“It was like coming home. I am so lucky to work with a great team of dedicated people,” he said, mentioning Bill Green ’76, Rob Caldwell, Pat Callaghan, Amanda Hill, and Kirk Cratty, among others. “They all love this work. We have a shared history.”

Carrigan’s career encompasses the administrations of eight governors: Ken Curtis ’67 Hon., James Longley ’80 Hon., Joseph Brennan, John McKernan, Angus King, John Baldacci ’86, Paul LePage ’75G, and Janet Mills. Even while working for Senator Cohen, he maintained his ties to journalism. In 1991, when cameras were allowed in Maine courtrooms for the first time, the Maine Press Association and the Maine Association of Broadcasters asked Carrigan to guide its Cameras in the Courtroom experiment. After consulting with his boss, he agreed to serve as an unpaid coordinator connecting the Bangor courts with the news media. “It feels very strange to be the subject of interviews by former competitors and colleagues,” he told the Bangor Daily News of this role reversal.

Reflecting on satisfying moments in his career, Carrigan cited stories about “real, working Mainers” in the days before the decline of paper mills, shoe factories, and dairy and potato farms. “I am glad I was there to report as someone who understood what was going on. It’s hard to see Maine struggle. We’re doing better, but we’re not prosperous.”
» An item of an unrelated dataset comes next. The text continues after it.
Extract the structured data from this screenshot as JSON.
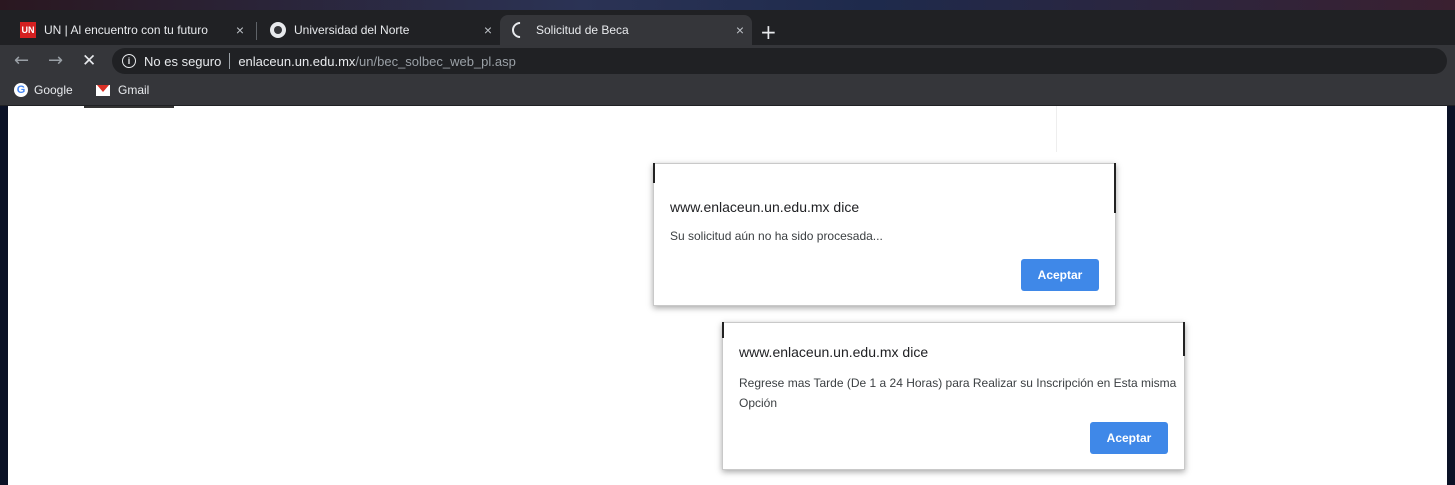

As for challenges, he remembered legislators sometimes getting mad at him for stories he wrote. “I used to get upset, but you work hard to get all sides, be correct, factual. If someone doesn’t like the truth, it’s OK. If you make a mistake, correct it.” Carrigan worries that the current political climate in the country will cause people to get fed up and tune out. “That doesn’t help. You’ve got to be engaged.” He remembered covering Maine leaders like Ed Muskie, George Mitchell, and Cohen when collegiality characterized political discourse.

Today, Carrigan tries to be a mentor for young journalists starting out as he did in 1973. He tells them: “Ask as many questions as you can, get different sides of an issue (often more than two), treat people fairly, do your homework to understand as much as you can, separate fact from opinion. Your opinions don’t matter. Your job is not to be an advocate.”
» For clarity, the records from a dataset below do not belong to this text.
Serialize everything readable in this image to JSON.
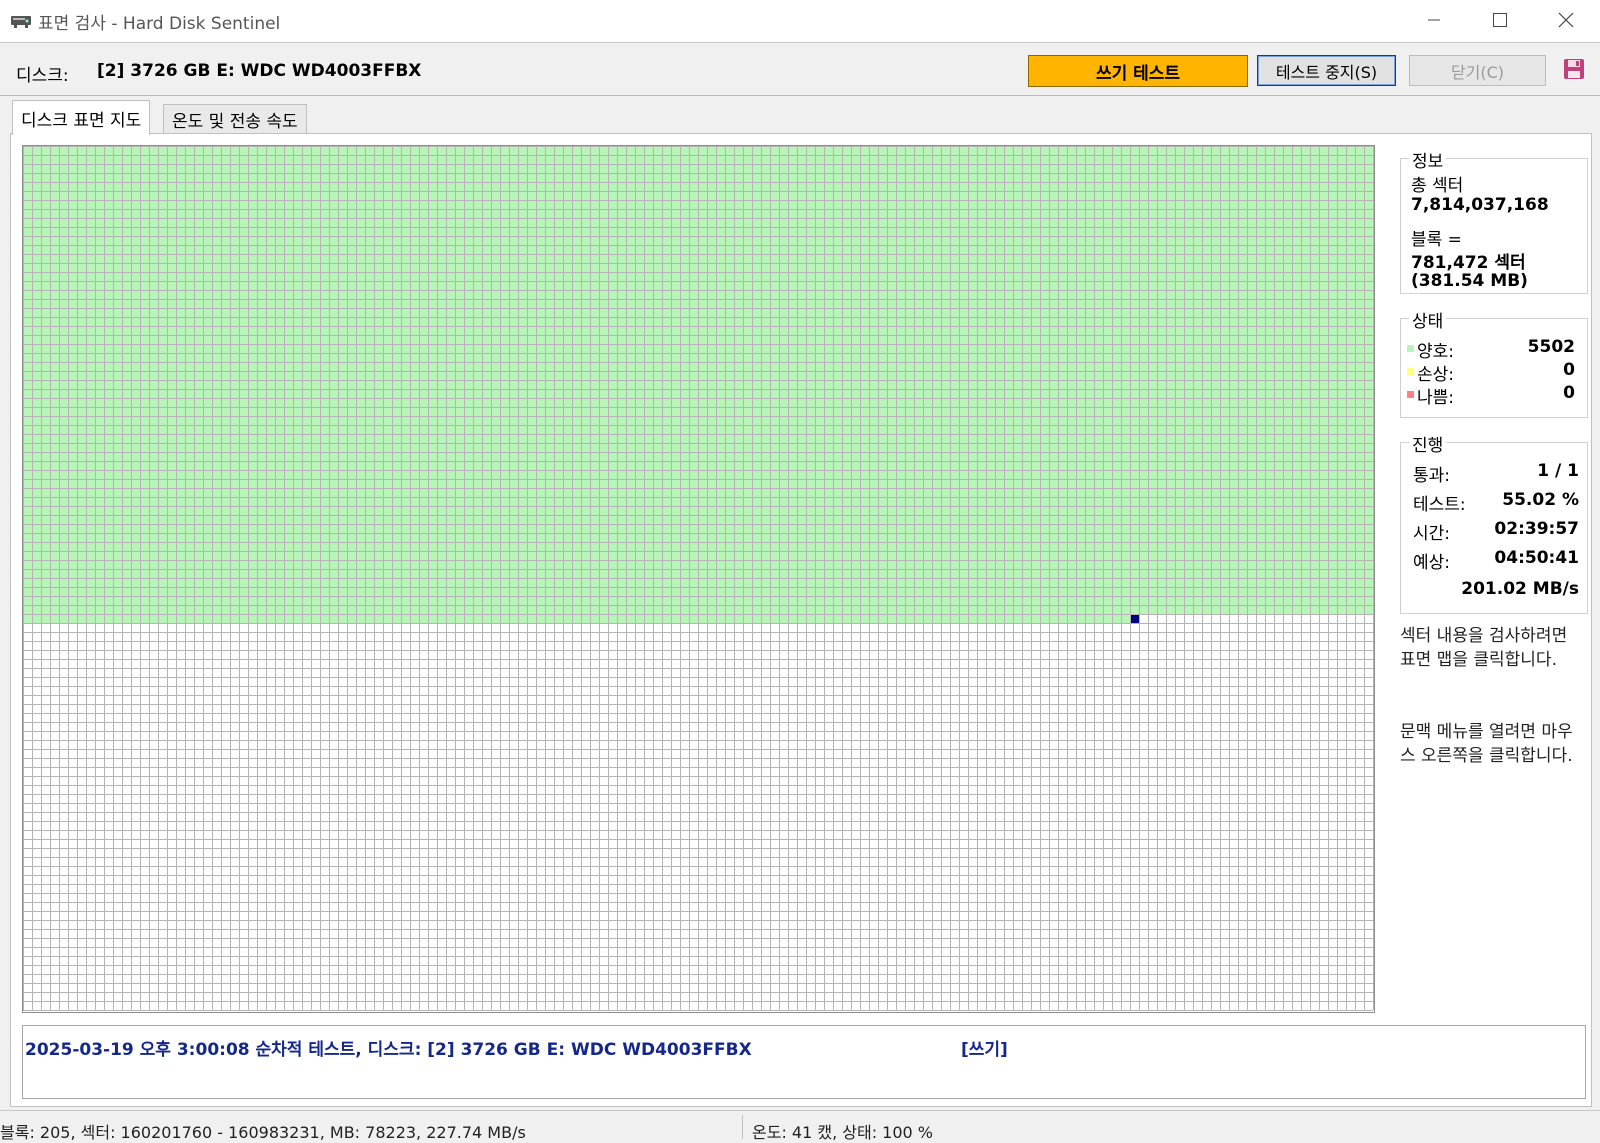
{
  "window": {
    "title": "표면 검사 - Hard Disk Sentinel",
    "icon": "disk-icon",
    "controls": [
      "minimize-icon",
      "maximize-icon",
      "close-icon"
    ]
  },
  "header": {
    "disk_label": "디스크:",
    "disk_name": "[2] 3726 GB E: WDC WD4003FFBX",
    "write_test_label": "쓰기 테스트",
    "stop_test_label": "테스트 중지(S)",
    "close_label": "닫기(C)",
    "save_icon": "save-icon",
    "write_test_color": "#ffb400"
  },
  "tabs": [
    {
      "label": "디스크 표면 지도",
      "active": true
    },
    {
      "label": "온도 및 전송 속도",
      "active": false
    }
  ],
  "surface_map": {
    "colors": {
      "good": "#b9f5b9",
      "untested": "#ffffff",
      "current": "#000080",
      "grid_line": "#b4b4b4"
    },
    "tested_fraction": 0.5502
  },
  "info": {
    "title": "정보",
    "total_sectors_label": "총 섹터",
    "total_sectors_value": "7,814,037,168",
    "block_label": "블록 =",
    "block_sectors": "781,472 섹터",
    "block_size": "(381.54 MB)"
  },
  "status": {
    "title": "상태",
    "good_label": "양호:",
    "good_value": "5502",
    "good_color": "#b9f5b9",
    "damaged_label": "손상:",
    "damaged_value": "0",
    "damaged_color": "#ffff80",
    "bad_label": "나쁨:",
    "bad_value": "0",
    "bad_color": "#ff8080"
  },
  "progress": {
    "title": "진행",
    "pass_label": "통과:",
    "pass_value": "1 / 1",
    "test_label": "테스트:",
    "test_value": "55.02 %",
    "time_label": "시간:",
    "time_value": "02:39:57",
    "estimate_label": "예상:",
    "estimate_value": "04:50:41",
    "speed_value": "201.02 MB/s"
  },
  "notes": {
    "click_map": "섹터 내용을 검사하려면 표면 맵을 클릭합니다.",
    "context_menu": "문맥 메뉴를 열려면 마우스 오른쪽을 클릭합니다."
  },
  "log": {
    "entry": "2025-03-19  오후 3:00:08   순차적 테스트, 디스크: [2] 3726 GB E: WDC WD4003FFBX",
    "tag": "[쓰기]"
  },
  "statusbar": {
    "left": "블록: 205, 섹터: 160201760 - 160983231, MB: 78223, 227.74 MB/s",
    "right": "온도: 41  캤,  상태: 100 %"
  }
}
He sees in young reporters the kind of passion that has driven him and admires the amount of work required to produce on multiple platforms. “They have to be so good with technology,” he said, adding, “You can tell who is going to make it.  They have brains, they’re hard-working. It’s encouraging.”

Currently, he has stepped away from daily deadlines and is producing long-form stories as a reporter for the 207 magazine program on Channel 6 and Channel 2, collectively known as NewsCenter Maine. Carrigan says he’s lucky to have a role in this young-person profession. “To last over time,” he said, “people have to see you as authentic, genuine; to tell stories fairly, accurately, respectfully. That’s the key to longevity.”

Carrigan’s longevity has earned him a place in the Gold Circle Society of the Boston/New England Chapter of the National Academy of Television Arts and Sciences, the organization that honored him with two Emmy Awards during his career.

In 2015 Carrigan received an Emmy for a series on the 2014 candidates for Maine governor — Paul LePage, Mike Michaud, and Eliot Cutler — titled What Makes Them Run? In June 2023 he earned another for a story about inventor Alvin Lombard titled “Lombard’s Genius” featuring his famous steam log-hauler, and filmed at the Maine Forest and Logging Museum in Bradley.

The Gold Circle Award, presented in December 2023, recognizes “reliable, valued, contributors and mentors” within the chapter who have 50 or more years “working in pursuit of our profession’s highest and most noble goals.” In nominating Carrigan for the award, retired NewsCenter Maine reporter and anchor Pat Callaghan said, “People across this state know Don Carrigan is not simply from Maine, but of Maine. That’s because of his deep roots in the community, particularly in the midcoast . . . It is safe to say he is one of the most trusted and respected reporters ever to hit the airwaves in Maine.”